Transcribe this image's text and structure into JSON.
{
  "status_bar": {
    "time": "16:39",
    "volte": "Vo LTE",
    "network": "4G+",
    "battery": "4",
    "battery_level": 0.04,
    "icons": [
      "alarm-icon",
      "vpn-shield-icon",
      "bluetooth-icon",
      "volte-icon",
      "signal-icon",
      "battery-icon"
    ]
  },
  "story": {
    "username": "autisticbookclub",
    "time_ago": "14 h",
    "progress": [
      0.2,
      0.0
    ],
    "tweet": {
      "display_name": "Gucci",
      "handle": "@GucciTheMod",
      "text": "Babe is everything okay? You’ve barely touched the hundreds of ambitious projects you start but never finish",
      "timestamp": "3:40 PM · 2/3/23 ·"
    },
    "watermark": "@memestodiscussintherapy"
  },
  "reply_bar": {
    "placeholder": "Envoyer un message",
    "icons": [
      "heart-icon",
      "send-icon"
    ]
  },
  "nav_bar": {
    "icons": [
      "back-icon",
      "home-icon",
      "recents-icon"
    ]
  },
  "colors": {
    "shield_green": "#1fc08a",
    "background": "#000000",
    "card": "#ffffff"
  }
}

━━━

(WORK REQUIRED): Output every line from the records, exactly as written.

(REPLY TO THE EXERCISE):
Transcribe this image's text and structure into JSON.
{
  "status_bar": {
    "time": "16:39",
    "volte": "Vo LTE",
    "network": "4G+",
    "battery": "4",
    "battery_level": 0.04,
    "icons": [
      "alarm-icon",
      "vpn-shield-icon",
      "bluetooth-icon",
      "volte-icon",
      "signal-icon",
      "battery-icon"
    ]
  },
  "story": {
    "username": "autisticbookclub",
    "time_ago": "14 h",
    "progress": [
      0.2,
      0.0
    ],
    "tweet": {
      "display_name": "Gucci",
      "handle": "@GucciTheMod",
      "text": "Babe is everything okay? You’ve barely touched the hundreds of ambitious projects you start but never finish",
      "timestamp": "3:40 PM · 2/3/23 ·"
    },
    "watermark": "@memestodiscussintherapy"
  },
  "reply_bar": {
    "placeholder": "Envoyer un message",
    "icons": [
      "heart-icon",
      "send-icon"
    ]
  },
  "nav_bar": {
    "icons": [
      "back-icon",
      "home-icon",
      "recents-icon"
    ]
  },
  "colors": {
    "shield_green": "#1fc08a",
    "background": "#000000",
    "card": "#ffffff"
  }
}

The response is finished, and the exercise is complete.